> [Task details] Find and copy each line in the material below where the string "Display" occurs.
---*---
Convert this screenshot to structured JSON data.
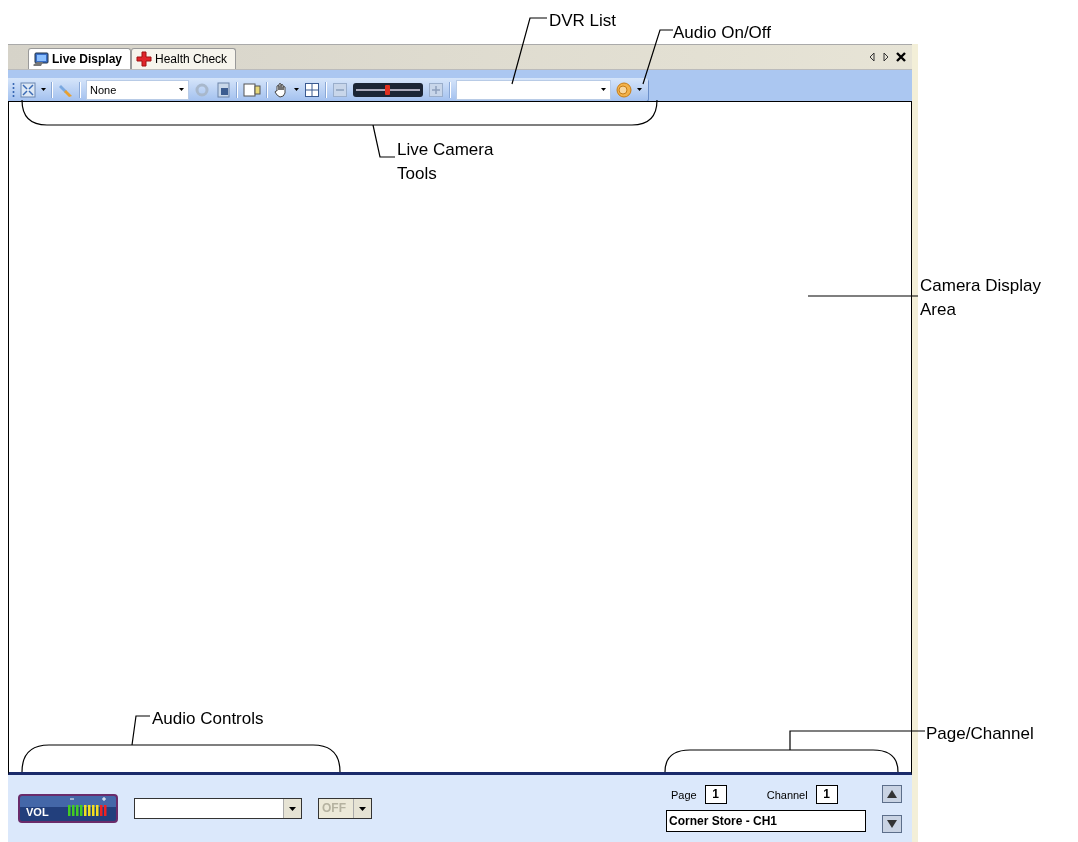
{
  "tabs": [
    {
      "label": "Live Display",
      "selected": true
    },
    {
      "label": "Health Check",
      "selected": false
    }
  ],
  "toolbar": {
    "camera_select": {
      "value": "None"
    },
    "zoom_slider": {
      "level": 0.5
    }
  },
  "audio": {
    "volume_label": "VOL",
    "mode_select": {
      "value": "OFF",
      "disabled": true
    }
  },
  "navigation": {
    "page_label": "Page",
    "page": "1",
    "channel_label": "Channel",
    "channel": "1",
    "camera_name": "Corner Store - CH1"
  },
  "callouts": [
    {
      "text": "DVR List"
    },
    {
      "text": "Audio On/Off"
    },
    {
      "text": "Live Camera Tools"
    },
    {
      "text": "Camera Display Area"
    },
    {
      "text": "Audio Controls"
    },
    {
      "text": "Page/Channel"
    }
  ]
}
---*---
> [Written solution]
      "label": "Live Display",
      "text": "Camera Display Area"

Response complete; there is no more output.